Well here we are, all settled back into our normal lives after a week of excitement and fun at the industry’s annual hacker getaway known to the world as Black Hat / DEF CON. As expected, this year’s event included technologies from the completely weird to the cutting edge in the various ways to exploit everything from wireless networks to smart cars. The old moniker of “What happens in Vegas DEF CON, stays in the storage array of any number of entities for the rest of humanity’s existence” truly rang throughout. We obviously focused our attendance on talks around Network Security, and this year was a veritable smorgasbord of valuable insight into the latest trends in our field. It was a tough task to undertake, but here are my top five highlights from the week.
1. Our Files May Be Spying on Us
The Crowley and Smith duo gave an interesting talk about “features” in file formats that allow for embedded content to be hosted on external sources. Once the file is opened, these items, like an SVG graphic in a PDF, call out to another server to retrieve data, thus enabling things like NTLM proxy attacks to occur. The scary part is that this all occurs via things like simple distribution of a file or even a calendar invite and thus are not affected by perimeter controls or even visible to most enterprises. Also, this is not a bug and as such will not be fixed. Organizations need to ensure that they always have proper policies in place to mitigate such communications (e.g. NTLM should only be allowed to go to a data center within your network). For more details on this topic, see their slides here.
2. Honeypots - The Winnie the Pooh of Network Defenders
Honeypots also had a big presence this year and the folks from Thinkst gave an informative talk about their version of the Open Canary project. Thinkst believes this technology is crucial for both external threat research and internal threat protection. These types of innovations make it possible for future architectures to provide new defense tactics, like infinite attack surfaces and next-generation methods for tricking attackers using honeypot detection capabilities.
3. Boosting Network Defense
In our vArmour world of data center security, we recognize that the systems that most networks are built upon are often the attack vectors attackers used to exploit their networks. This was the focus of Sean Metcalf’s talk on the defense of Active Directory. His session was filled with information on popular hacker tools, like Mimikatz for Windows security, as well as best practices for network infrastructure security that are often ignored.
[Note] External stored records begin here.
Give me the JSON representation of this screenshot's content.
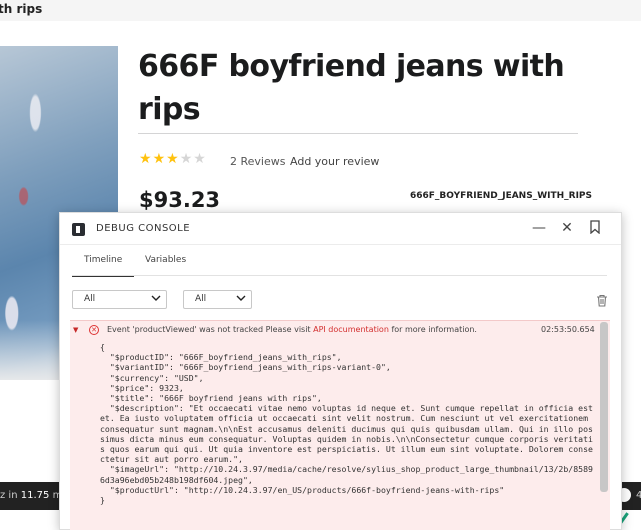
{
  "breadcrumb": {
    "current": "th rips"
  },
  "product": {
    "title": "666F boyfriend jeans with rips",
    "rating": {
      "value": 3,
      "max": 5
    },
    "reviews_label": "2 Reviews",
    "add_review_label": "Add your review",
    "price": "$93.23",
    "sku": "666F_BOYFRIEND_JEANS_WITH_RIPS"
  },
  "toolbar": {
    "time_prefix": "z in",
    "time_value": "11.75",
    "time_unit": "ms",
    "right_count": "4"
  },
  "console": {
    "title": "DEBUG CONSOLE",
    "icons": {
      "minimize": "minimize-icon",
      "close": "close-icon",
      "bookmark": "bookmark-icon",
      "trash": "trash-icon"
    },
    "tabs": [
      {
        "label": "Timeline",
        "active": true
      },
      {
        "label": "Variables",
        "active": false
      }
    ],
    "filters": [
      {
        "value": "All"
      },
      {
        "value": "All"
      }
    ],
    "log": {
      "level": "error",
      "message_before": "Event 'productViewed' was not tracked Please visit ",
      "link_text": "API documentation",
      "message_after": " for more information.",
      "time": "02:53:50.654",
      "json": "{\n  \"$productID\": \"666F_boyfriend_jeans_with_rips\",\n  \"$variantID\": \"666F_boyfriend_jeans_with_rips-variant-0\",\n  \"$currency\": \"USD\",\n  \"$price\": 9323,\n  \"$title\": \"666F boyfriend jeans with rips\",\n  \"$description\": \"Et occaecati vitae nemo voluptas id neque et. Sunt cumque repellat in officia est et. Ea iusto voluptatem officia ut occaecati sint velit nostrum. Cum nesciunt ut vel exercitationem consequatur sunt magnam.\\n\\nEst accusamus deleniti ducimus qui quis quibusdam ullam. Qui in illo possimus dicta minus eum consequatur. Voluptas quidem in nobis.\\n\\nConsectetur cumque corporis veritatis quos earum qui qui. Ut quia inventore est perspiciatis. Ut illum eum sint voluptate. Dolorem consectetur sit aut porro earum.\",\n  \"$imageUrl\": \"http://10.24.3.97/media/cache/resolve/sylius_shop_product_large_thumbnail/13/2b/85896d3a96ebd05b248b198df604.jpeg\",\n  \"$productUrl\": \"http://10.24.3.97/en_US/products/666f-boyfriend-jeans-with-rips\"\n}"
    }
  },
  "colors": {
    "star_on": "#ffc20f",
    "star_off": "#d6d6d6",
    "error_bg": "#fdecec",
    "link": "#d32f2f"
  }
}
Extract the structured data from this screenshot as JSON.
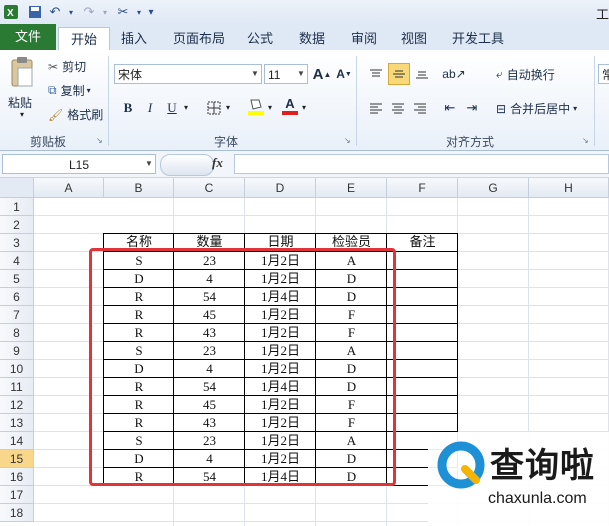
{
  "qat": {
    "title_char": "工"
  },
  "tabs": {
    "file": "文件",
    "items": [
      "开始",
      "插入",
      "页面布局",
      "公式",
      "数据",
      "审阅",
      "视图",
      "开发工具"
    ]
  },
  "ribbon": {
    "clipboard": {
      "paste": "粘贴",
      "cut": "剪切",
      "copy": "复制",
      "format_painter": "格式刷",
      "label": "剪贴板"
    },
    "font": {
      "name": "宋体",
      "size": "11",
      "bold": "B",
      "italic": "I",
      "underline": "U",
      "grow": "A",
      "shrink": "A",
      "color_letter": "A",
      "label": "字体"
    },
    "alignment": {
      "wrap": "自动换行",
      "merge": "合并后居中",
      "label": "对齐方式"
    },
    "number": {
      "format": "常"
    }
  },
  "formula_bar": {
    "name_box": "L15",
    "fx": "fx",
    "value": ""
  },
  "columns": [
    "A",
    "B",
    "C",
    "D",
    "E",
    "F",
    "G",
    "H"
  ],
  "rows": [
    "1",
    "2",
    "3",
    "4",
    "5",
    "6",
    "7",
    "8",
    "9",
    "10",
    "11",
    "12",
    "13",
    "14",
    "15",
    "16",
    "17",
    "18"
  ],
  "selected_row": "15",
  "table": {
    "headers": [
      "名称",
      "数量",
      "日期",
      "检验员",
      "备注"
    ],
    "rows": [
      [
        "S",
        "23",
        "1月2日",
        "A",
        ""
      ],
      [
        "D",
        "4",
        "1月2日",
        "D",
        ""
      ],
      [
        "R",
        "54",
        "1月4日",
        "D",
        ""
      ],
      [
        "R",
        "45",
        "1月2日",
        "F",
        ""
      ],
      [
        "R",
        "43",
        "1月2日",
        "F",
        ""
      ],
      [
        "S",
        "23",
        "1月2日",
        "A",
        ""
      ],
      [
        "D",
        "4",
        "1月2日",
        "D",
        ""
      ],
      [
        "R",
        "54",
        "1月4日",
        "D",
        ""
      ],
      [
        "R",
        "45",
        "1月2日",
        "F",
        ""
      ],
      [
        "R",
        "43",
        "1月2日",
        "F",
        ""
      ],
      [
        "S",
        "23",
        "1月2日",
        "A",
        ""
      ],
      [
        "D",
        "4",
        "1月2日",
        "D",
        ""
      ],
      [
        "R",
        "54",
        "1月4日",
        "D",
        ""
      ]
    ]
  },
  "watermark": {
    "title": "查询啦",
    "url": "chaxunla.com"
  },
  "colors": {
    "highlight": "#e0333a",
    "file_tab": "#2a7a34",
    "selected_row_header": "#f9d78a"
  }
}
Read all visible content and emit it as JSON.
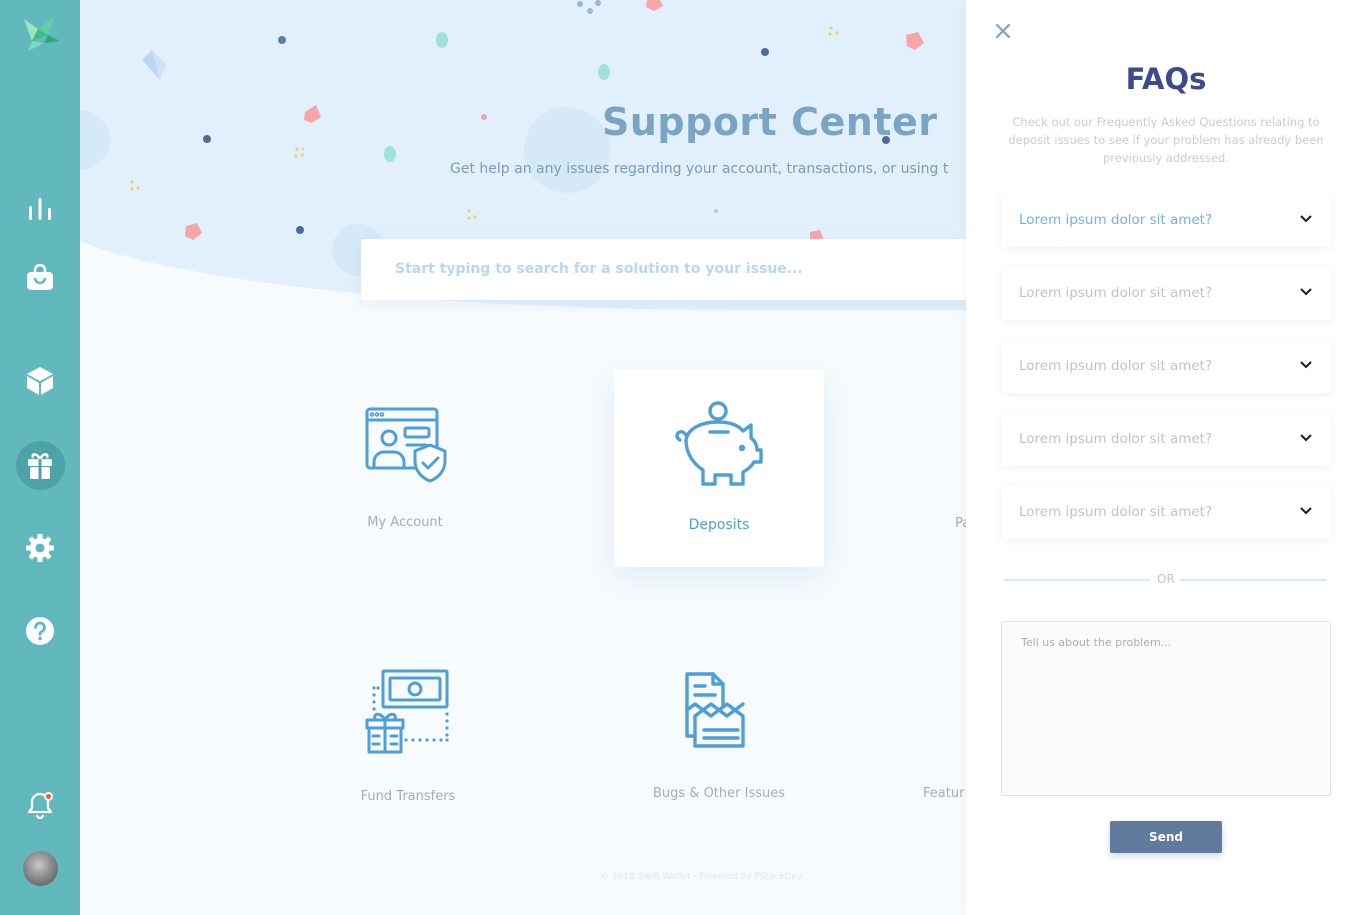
{
  "sidebar": {
    "logo": "bird-logo-icon",
    "items": [
      {
        "icon": "bar-chart-icon"
      },
      {
        "icon": "shopping-bag-icon"
      },
      {
        "icon": "cube-icon"
      },
      {
        "icon": "gift-icon",
        "active": true
      },
      {
        "icon": "gear-icon"
      },
      {
        "icon": "help-icon"
      }
    ],
    "notifications_icon": "bell-icon",
    "avatar": "user-avatar"
  },
  "main": {
    "title": "Support Center",
    "subtitle": "Get help an any issues regarding your account, transactions, or using t",
    "search": {
      "placeholder": "Start typing to search for a solution to your issue..."
    },
    "categories": [
      {
        "label": "My Account",
        "icon": "account-security-icon"
      },
      {
        "label": "Deposits",
        "icon": "piggy-bank-icon",
        "active": true
      },
      {
        "label": "Pa",
        "icon": ""
      },
      {
        "label": "Fund Transfers",
        "icon": "fund-transfer-icon"
      },
      {
        "label": "Bugs & Other Issues",
        "icon": "bug-report-icon"
      },
      {
        "label": "Featur",
        "icon": ""
      }
    ],
    "footer": "© 2018 Swift Wallet - Powered by FStackDev"
  },
  "panel": {
    "close_icon": "close-icon",
    "title": "FAQs",
    "description": "Check out our Frequently Asked Questions relating to deposit issues to see if your problem has already been previously addressed.",
    "faqs": [
      "Lorem ipsum dolor sit amet?",
      "Lorem ipsum dolor sit amet?",
      "Lorem ipsum dolor sit amet?",
      "Lorem ipsum dolor sit amet?",
      "Lorem ipsum dolor sit amet?"
    ],
    "or_text": "OR",
    "message_placeholder": "Tell us about the problem...",
    "send_label": "Send"
  },
  "colors": {
    "sidebar": "#62b9bd",
    "accent": "#4e9ed8",
    "panel_title": "#3d4a8c",
    "send_button": "#607b9e"
  }
}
Metcalf also called out the glaring gap that remains in east-west visibility and security - the lack of Layer 7 analytics and controls that exist as well as the pitfalls of relying on host-based security solutions alone. For more details, see his slides here.
4. Visual File Exfiltration
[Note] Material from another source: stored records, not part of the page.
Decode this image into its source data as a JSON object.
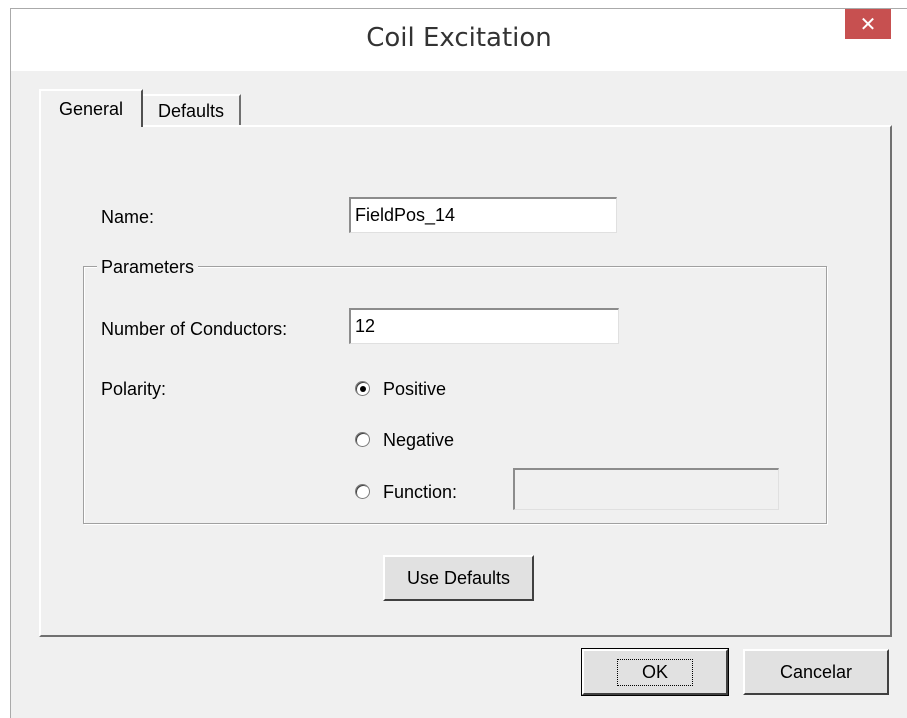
{
  "window": {
    "title": "Coil Excitation",
    "close_glyph": "✕"
  },
  "tabs": [
    {
      "label": "General",
      "active": true
    },
    {
      "label": "Defaults",
      "active": false
    }
  ],
  "form": {
    "name_label": "Name:",
    "name_value": "FieldPos_14",
    "parameters_group": "Parameters",
    "conductors_label": "Number of Conductors:",
    "conductors_value": "12",
    "polarity_label": "Polarity:",
    "polarity_options": [
      {
        "label": "Positive",
        "selected": true
      },
      {
        "label": "Negative",
        "selected": false
      },
      {
        "label": "Function:",
        "selected": false
      }
    ],
    "function_value": ""
  },
  "buttons": {
    "use_defaults": "Use Defaults",
    "ok": "OK",
    "cancel": "Cancelar"
  }
}
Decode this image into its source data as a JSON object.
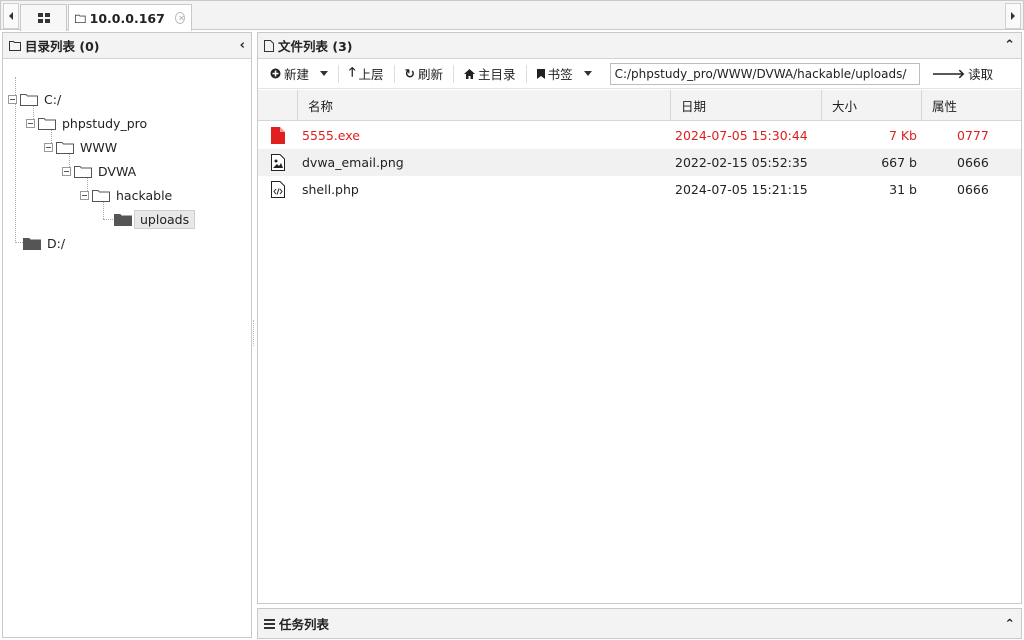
{
  "tabs": {
    "active_title": "10.0.0.167"
  },
  "dir_panel": {
    "title": "目录列表 (0)",
    "tree": [
      {
        "label": "C:/"
      },
      {
        "label": "phpstudy_pro"
      },
      {
        "label": "WWW"
      },
      {
        "label": "DVWA"
      },
      {
        "label": "hackable"
      },
      {
        "label": "uploads"
      },
      {
        "label": "D:/"
      }
    ]
  },
  "file_panel": {
    "title": "文件列表 (3)",
    "toolbar": {
      "new_label": "新建",
      "up_label": "上层",
      "refresh_label": "刷新",
      "home_label": "主目录",
      "bookmark_label": "书签",
      "path_value": "C:/phpstudy_pro/WWW/DVWA/hackable/uploads/",
      "read_label": "读取"
    },
    "columns": [
      "名称",
      "日期",
      "大小",
      "属性"
    ],
    "files": [
      {
        "name": "5555.exe",
        "date": "2024-07-05 15:30:44",
        "size": "7 Kb",
        "attr": "0777",
        "icon": "file-red-icon"
      },
      {
        "name": "dvwa_email.png",
        "date": "2022-02-15 05:52:35",
        "size": "667 b",
        "attr": "0666",
        "icon": "image-file-icon"
      },
      {
        "name": "shell.php",
        "date": "2024-07-05 15:21:15",
        "size": "31 b",
        "attr": "0666",
        "icon": "code-file-icon"
      }
    ]
  },
  "task_panel": {
    "title": "任务列表"
  },
  "colors": {
    "danger": "#e02020",
    "panel_header": "#f3f3f3",
    "border": "#c9c9c9"
  }
}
The highlight of the conference came from a talk by Ian Latter where he described his TGxF protocol that allowed him to transfer data via QR codes and devices that are able to capture video. His talk started with the ominous statement “I have to warn you, I don’t believe what I am about to show you has a solution,” which typically is just marketing speak, but this one absolutely delivered. His demonstration showed a laptop, without any connection to the internet, utilizing its webcam over USB to create a Network Connection to a second laptop via its webcam and then facilitating communication over his protocol. He then used this webcam-to-computer interaction to negotiate a connection to a third computer and manipulate it, which immediately sent the audience into an uproar of excitement. To top it all off, Ian delivered his whitepaper explaining this new “threat” tactic to some of his critics via a YouTube video made of QR codes. You can see his slides here.
5. Our Castle
And finally, if you’re worried about the thousands of clever hackers who could be stealing your data out on the Vegas strip, why not rent a mansion out of public WiFi distance for you and some of your closest friends instead?
My team and I are already counting down the days until next year to see how things continue to evolve between both Red and Blue teams. Overall, what we already see every day from the never-ending media coverage of data breaches remained clear at Black Hat and DEF CON - the attackers are ahead. It’s time for enterprises to evaluate and start deploying new security architectures to close this gap and keep them safe from future cyber-warfare.
Learn how distributed systems can provide a new architecture for data center security in our technical whitepaper - download now.